** Opening Input data block **

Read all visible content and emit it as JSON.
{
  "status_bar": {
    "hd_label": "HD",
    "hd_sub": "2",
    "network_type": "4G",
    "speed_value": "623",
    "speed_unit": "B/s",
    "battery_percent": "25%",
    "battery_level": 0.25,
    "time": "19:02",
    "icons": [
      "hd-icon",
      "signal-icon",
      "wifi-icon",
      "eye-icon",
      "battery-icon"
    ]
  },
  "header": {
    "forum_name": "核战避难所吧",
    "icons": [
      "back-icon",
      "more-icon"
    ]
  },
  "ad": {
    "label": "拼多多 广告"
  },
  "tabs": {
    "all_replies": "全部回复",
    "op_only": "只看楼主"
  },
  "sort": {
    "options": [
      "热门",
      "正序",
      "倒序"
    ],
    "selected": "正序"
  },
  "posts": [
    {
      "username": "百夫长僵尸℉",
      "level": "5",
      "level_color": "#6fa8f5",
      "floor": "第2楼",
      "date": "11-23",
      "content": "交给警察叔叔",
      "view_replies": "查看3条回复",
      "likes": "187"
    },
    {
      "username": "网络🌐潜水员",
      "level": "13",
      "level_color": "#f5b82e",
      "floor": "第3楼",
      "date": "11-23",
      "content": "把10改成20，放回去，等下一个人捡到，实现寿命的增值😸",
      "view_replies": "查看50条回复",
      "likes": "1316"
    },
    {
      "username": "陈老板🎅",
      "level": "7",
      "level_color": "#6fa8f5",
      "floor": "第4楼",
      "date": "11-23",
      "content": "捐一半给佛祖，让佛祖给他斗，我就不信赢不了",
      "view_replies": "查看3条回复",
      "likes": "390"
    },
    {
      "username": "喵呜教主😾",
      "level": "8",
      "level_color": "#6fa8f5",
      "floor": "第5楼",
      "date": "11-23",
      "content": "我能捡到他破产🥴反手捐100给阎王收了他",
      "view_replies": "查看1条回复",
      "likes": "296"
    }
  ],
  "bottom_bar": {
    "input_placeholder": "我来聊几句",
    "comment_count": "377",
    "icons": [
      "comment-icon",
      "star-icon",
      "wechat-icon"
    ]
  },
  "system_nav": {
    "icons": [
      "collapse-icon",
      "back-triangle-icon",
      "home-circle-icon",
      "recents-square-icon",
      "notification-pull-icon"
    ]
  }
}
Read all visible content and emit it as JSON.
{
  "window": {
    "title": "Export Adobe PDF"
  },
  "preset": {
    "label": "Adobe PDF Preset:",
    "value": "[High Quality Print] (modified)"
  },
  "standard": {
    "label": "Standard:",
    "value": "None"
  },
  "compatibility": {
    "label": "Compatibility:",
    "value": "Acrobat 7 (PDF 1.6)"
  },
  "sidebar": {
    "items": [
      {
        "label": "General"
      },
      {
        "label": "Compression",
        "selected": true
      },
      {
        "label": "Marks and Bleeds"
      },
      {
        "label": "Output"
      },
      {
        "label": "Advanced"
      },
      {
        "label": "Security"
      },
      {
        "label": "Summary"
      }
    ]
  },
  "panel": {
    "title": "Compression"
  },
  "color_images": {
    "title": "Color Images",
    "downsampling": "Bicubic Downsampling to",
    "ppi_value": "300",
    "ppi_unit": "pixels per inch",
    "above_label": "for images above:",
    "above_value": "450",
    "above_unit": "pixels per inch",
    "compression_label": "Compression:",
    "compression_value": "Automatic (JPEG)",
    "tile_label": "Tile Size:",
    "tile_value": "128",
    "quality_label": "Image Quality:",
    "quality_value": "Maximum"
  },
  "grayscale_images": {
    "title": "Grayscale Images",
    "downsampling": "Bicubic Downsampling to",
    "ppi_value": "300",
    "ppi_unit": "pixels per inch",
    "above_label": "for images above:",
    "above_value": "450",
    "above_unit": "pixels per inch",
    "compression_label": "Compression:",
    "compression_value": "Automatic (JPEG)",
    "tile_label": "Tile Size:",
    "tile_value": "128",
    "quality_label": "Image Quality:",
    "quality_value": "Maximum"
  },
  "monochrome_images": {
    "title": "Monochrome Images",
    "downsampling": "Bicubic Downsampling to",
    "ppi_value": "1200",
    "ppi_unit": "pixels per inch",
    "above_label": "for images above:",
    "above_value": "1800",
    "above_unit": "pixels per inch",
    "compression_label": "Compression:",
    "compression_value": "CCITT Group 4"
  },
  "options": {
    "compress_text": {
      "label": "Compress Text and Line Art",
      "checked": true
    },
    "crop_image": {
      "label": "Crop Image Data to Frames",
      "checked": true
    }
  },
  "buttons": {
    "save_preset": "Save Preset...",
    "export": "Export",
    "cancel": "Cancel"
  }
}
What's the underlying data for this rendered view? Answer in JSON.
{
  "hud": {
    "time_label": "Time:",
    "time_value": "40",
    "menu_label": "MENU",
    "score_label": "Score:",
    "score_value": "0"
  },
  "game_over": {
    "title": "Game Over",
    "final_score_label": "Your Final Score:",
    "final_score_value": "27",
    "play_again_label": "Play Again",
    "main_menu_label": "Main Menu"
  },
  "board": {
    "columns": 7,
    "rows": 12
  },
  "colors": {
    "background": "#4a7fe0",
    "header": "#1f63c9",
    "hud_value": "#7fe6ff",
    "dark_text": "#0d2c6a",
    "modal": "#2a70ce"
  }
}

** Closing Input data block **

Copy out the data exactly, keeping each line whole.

Read all visible content and emit it as JSON.
{
  "status_bar": {
    "hd_label": "HD",
    "hd_sub": "2",
    "network_type": "4G",
    "speed_value": "623",
    "speed_unit": "B/s",
    "battery_percent": "25%",
    "battery_level": 0.25,
    "time": "19:02",
    "icons": [
      "hd-icon",
      "signal-icon",
      "wifi-icon",
      "eye-icon",
      "battery-icon"
    ]
  },
  "header": {
    "forum_name": "核战避难所吧",
    "icons": [
      "back-icon",
      "more-icon"
    ]
  },
  "ad": {
    "label": "拼多多 广告"
  },
  "tabs": {
    "all_replies": "全部回复",
    "op_only": "只看楼主"
  },
  "sort": {
    "options": [
      "热门",
      "正序",
      "倒序"
    ],
    "selected": "正序"
  },
  "posts": [
    {
      "username": "百夫长僵尸℉",
      "level": "5",
      "level_color": "#6fa8f5",
      "floor": "第2楼",
      "date": "11-23",
      "content": "交给警察叔叔",
      "view_replies": "查看3条回复",
      "likes": "187"
    },
    {
      "username": "网络🌐潜水员",
      "level": "13",
      "level_color": "#f5b82e",
      "floor": "第3楼",
      "date": "11-23",
      "content": "把10改成20，放回去，等下一个人捡到，实现寿命的增值😸",
      "view_replies": "查看50条回复",
      "likes": "1316"
    },
    {
      "username": "陈老板🎅",
      "level": "7",
      "level_color": "#6fa8f5",
      "floor": "第4楼",
      "date": "11-23",
      "content": "捐一半给佛祖，让佛祖给他斗，我就不信赢不了",
      "view_replies": "查看3条回复",
      "likes": "390"
    },
    {
      "username": "喵呜教主😾",
      "level": "8",
      "level_color": "#6fa8f5",
      "floor": "第5楼",
      "date": "11-23",
      "content": "我能捡到他破产🥴反手捐100给阎王收了他",
      "view_replies": "查看1条回复",
      "likes": "296"
    }
  ],
  "bottom_bar": {
    "input_placeholder": "我来聊几句",
    "comment_count": "377",
    "icons": [
      "comment-icon",
      "star-icon",
      "wechat-icon"
    ]
  },
  "system_nav": {
    "icons": [
      "collapse-icon",
      "back-triangle-icon",
      "home-circle-icon",
      "recents-square-icon",
      "notification-pull-icon"
    ]
  }
}
Read all visible content and emit it as JSON.
{
  "window": {
    "title": "Export Adobe PDF"
  },
  "preset": {
    "label": "Adobe PDF Preset:",
    "value": "[High Quality Print] (modified)"
  },
  "standard": {
    "label": "Standard:",
    "value": "None"
  },
  "compatibility": {
    "label": "Compatibility:",
    "value": "Acrobat 7 (PDF 1.6)"
  },
  "sidebar": {
    "items": [
      {
        "label": "General"
      },
      {
        "label": "Compression",
        "selected": true
      },
      {
        "label": "Marks and Bleeds"
      },
      {
        "label": "Output"
      },
      {
        "label": "Advanced"
      },
      {
        "label": "Security"
      },
      {
        "label": "Summary"
      }
    ]
  },
  "panel": {
    "title": "Compression"
  },
  "color_images": {
    "title": "Color Images",
    "downsampling": "Bicubic Downsampling to",
    "ppi_value": "300",
    "ppi_unit": "pixels per inch",
    "above_label": "for images above:",
    "above_value": "450",
    "above_unit": "pixels per inch",
    "compression_label": "Compression:",
    "compression_value": "Automatic (JPEG)",
    "tile_label": "Tile Size:",
    "tile_value": "128",
    "quality_label": "Image Quality:",
    "quality_value": "Maximum"
  },
  "grayscale_images": {
    "title": "Grayscale Images",
    "downsampling": "Bicubic Downsampling to",
    "ppi_value": "300",
    "ppi_unit": "pixels per inch",
    "above_label": "for images above:",
    "above_value": "450",
    "above_unit": "pixels per inch",
    "compression_label": "Compression:",
    "compression_value": "Automatic (JPEG)",
    "tile_label": "Tile Size:",
    "tile_value": "128",
    "quality_label": "Image Quality:",
    "quality_value": "Maximum"
  },
  "monochrome_images": {
    "title": "Monochrome Images",
    "downsampling": "Bicubic Downsampling to",
    "ppi_value": "1200",
    "ppi_unit": "pixels per inch",
    "above_label": "for images above:",
    "above_value": "1800",
    "above_unit": "pixels per inch",
    "compression_label": "Compression:",
    "compression_value": "CCITT Group 4"
  },
  "options": {
    "compress_text": {
      "label": "Compress Text and Line Art",
      "checked": true
    },
    "crop_image": {
      "label": "Crop Image Data to Frames",
      "checked": true
    }
  },
  "buttons": {
    "save_preset": "Save Preset...",
    "export": "Export",
    "cancel": "Cancel"
  }
}
What's the underlying data for this rendered view? Answer in JSON.
{
  "hud": {
    "time_label": "Time:",
    "time_value": "40",
    "menu_label": "MENU",
    "score_label": "Score:",
    "score_value": "0"
  },
  "game_over": {
    "title": "Game Over",
    "final_score_label": "Your Final Score:",
    "final_score_value": "27",
    "play_again_label": "Play Again",
    "main_menu_label": "Main Menu"
  },
  "board": {
    "columns": 7,
    "rows": 12
  },
  "colors": {
    "background": "#4a7fe0",
    "header": "#1f63c9",
    "hud_value": "#7fe6ff",
    "dark_text": "#0d2c6a",
    "modal": "#2a70ce"
  }
}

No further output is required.